We often associate the word “fortune” with financial wealth. We say that millionaires are worth a fortune. We say the lottery winners win a fortune. It is about financial gain, potentially. But, it is bigger than that.
Think about the relationship of the word “fortune” with the words “fortunate” or “unfortunate,” or the phrases, “good fortune” or “bad fortune”. Maybe you go to fortune teller to tell you about your future. At Chinese restaurants, they bring you a fortune cookie with your bill, with a little slip of paper that tells you some good thing is going to happen to you – but never does.
“Restore our fortunes, Lord,” is simply asking God for a better future – whatever that might mean. It doesn’t erase the regret or consequences of the past. But it is the hopeful belief that God can take our biggest regrets, and redeem them; that it is never too late to live the abundant life that Jesus came to give us. As the Psalmist wrote, even with regrets, “Those who sow with tears will reap with songs of joy.”
I don’t think there is a verse of Scripture that I quote more often than Romans 8:28, “And we know that God causes everything to work together for the good of those who love God and are called according to his purpose for them.” I also like The Message translation of that verse, “We can be so sure that every detail in our lives of love for God is worked into something good.”
All things. Every detail. Not just the good things. Not just the godly things. Not just the things we like. All things – every detail.
Think about your biggest regrets. Dare we believe that God can take the very worst things we have done, or that have been done to us, and use them for something good?
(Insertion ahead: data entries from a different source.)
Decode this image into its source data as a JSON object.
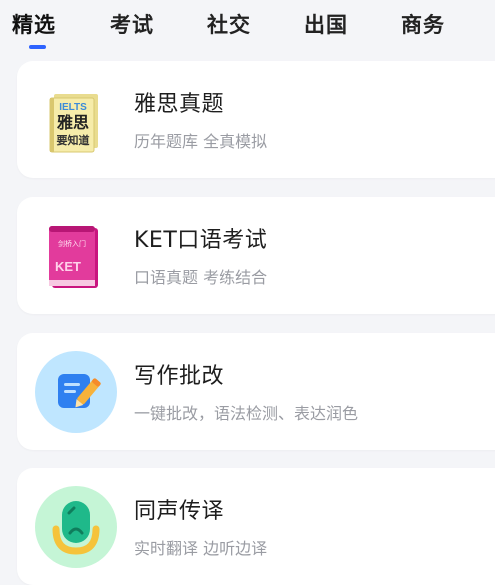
{
  "tabs": [
    {
      "label": "精选",
      "active": true
    },
    {
      "label": "考试",
      "active": false
    },
    {
      "label": "社交",
      "active": false
    },
    {
      "label": "出国",
      "active": false
    },
    {
      "label": "商务",
      "active": false
    }
  ],
  "colors": {
    "accent": "#2e63ff",
    "background": "#f4f5f8",
    "card": "#ffffff",
    "subtitle": "#9a9ca3"
  },
  "cards": [
    {
      "title": "雅思真题",
      "subtitle": "历年题库 全真模拟",
      "icon": "ielts-book-icon",
      "icon_text": {
        "line1": "IELTS",
        "line2": "雅思",
        "line3": "要知道"
      }
    },
    {
      "title": "KET口语考试",
      "subtitle": "口语真题 考练结合",
      "icon": "ket-book-icon",
      "icon_text": {
        "line1": "剑桥入门",
        "line2": "KET"
      }
    },
    {
      "title": "写作批改",
      "subtitle": "一键批改，语法检测、表达润色",
      "icon": "writing-pencil-icon"
    },
    {
      "title": "同声传译",
      "subtitle": "实时翻译 边听边译",
      "icon": "microphone-icon"
    }
  ]
}
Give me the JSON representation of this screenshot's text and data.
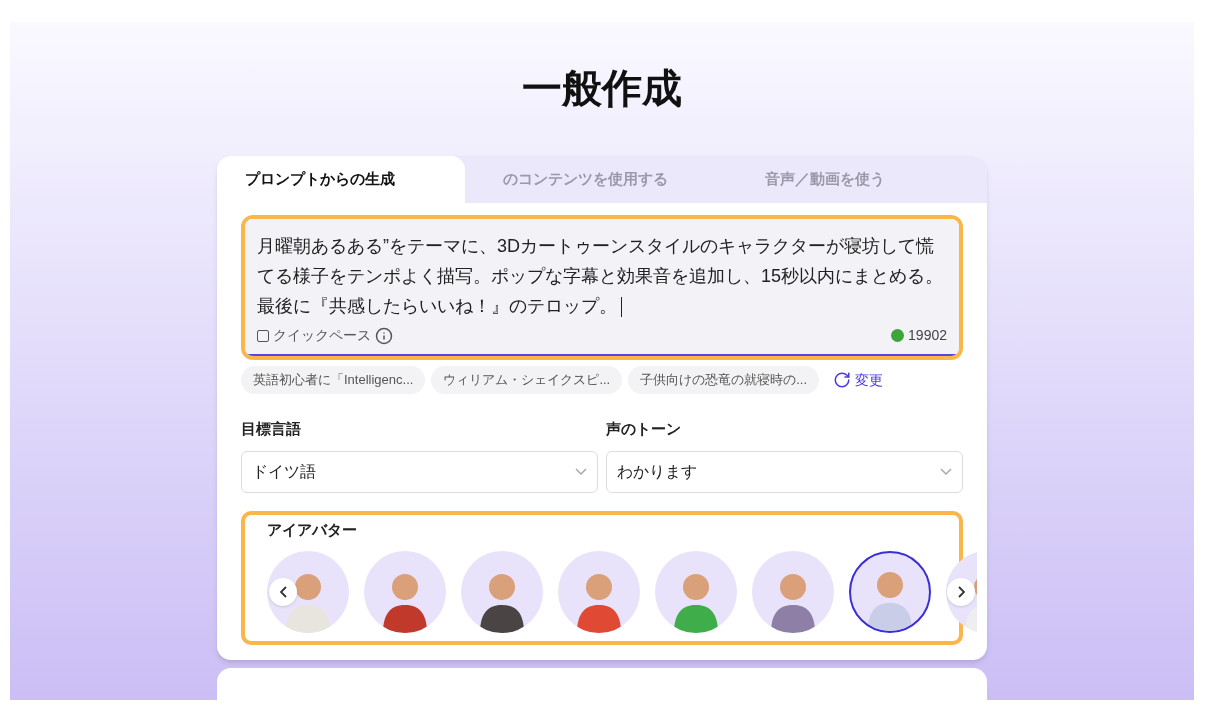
{
  "title": "一般作成",
  "tabs": [
    {
      "label": "プロンプトからの生成",
      "selected": true
    },
    {
      "label": "のコンテンツを使用する",
      "selected": false
    },
    {
      "label": "音声／動画を使う",
      "selected": false
    }
  ],
  "prompt": {
    "value": "月曜朝あるある”をテーマに、3Dカートゥーンスタイルのキャラクターが寝坊して慌てる様子をテンポよく描写。ポップな字幕と効果音を追加し、15秒以内にまとめる。最後に『共感したらいいね！』のテロップ。",
    "quick_pace": {
      "label": "クイックペース",
      "checked": false
    },
    "credits": "19902"
  },
  "suggestions": [
    "英語初心者に「Intelligenc...",
    "ウィリアム・シェイクスピ...",
    "子供向けの恐竜の就寝時の..."
  ],
  "refresh": "変更",
  "fields": [
    {
      "label": "目標言語",
      "value": "ドイツ語"
    },
    {
      "label": "声のトーン",
      "value": "わかります"
    }
  ],
  "avatars": {
    "label": "アイアバター",
    "items": [
      {
        "selected": false,
        "color": "#e8e4de"
      },
      {
        "selected": false,
        "color": "#c0392b"
      },
      {
        "selected": false,
        "color": "#4a4444"
      },
      {
        "selected": false,
        "color": "#e04a35"
      },
      {
        "selected": false,
        "color": "#3fae4a"
      },
      {
        "selected": false,
        "color": "#8e7fa6"
      },
      {
        "selected": true,
        "color": "#c9cde8"
      },
      {
        "selected": false,
        "color": "#eeeeee"
      }
    ]
  }
}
- Former addicts, at Alcoholics Anonymous, becoming sponsors to guide addicts who are new to recovery.
- Victims of sexual assault, who have been healed from their trauma, offering help to more recent victims.
- Convicts, using their incarceration as time to turn their lives around; getting education, and training, and possibly even finding Jesus.
- Older vets helping younger vets who struggle to re-enter this world after war.
- Those who have grieved helping those who are now grieving.
- Or, the wisdom that comes from accumulated life experiences – good and bad.
Think about the horror and ugliness of the cross, where Jesus died a death he did not deserve to die, and the beauty of our redemption.
God causes all things to work together for good – every regret, every detail. That doesn’t mean that what happened wasn’t horrific – nothing can change that. It doesn’t mean that God causes bad things to happen. But, God doesn’t let any opportunity go to waste to redeem and restore what is so terribly broken.
Brennan Manning, who was a Catholic priest for years and an alcoholic, in and out of recovery, once wrote, “To live by grace means to acknowledge my whole life story, the light side and the dark (substitute regrets). In admitting my shadow-side (substitute regrets, again) I learn who I am and what God’s grace means.”
Wherever you have been, whatever you have done, whatever has been done to you, whatever pain you have carried or are carrying; however horrible, tragic, embarrassing, foolish, or shameful your past may seem; God has a better future for you. And, God doesn’t just erase the past. God actually use the details of your life – good and bad – to create something new and beautiful.
So, what are your regrets? What are your regrets?
Restore our fortunes, O Lord.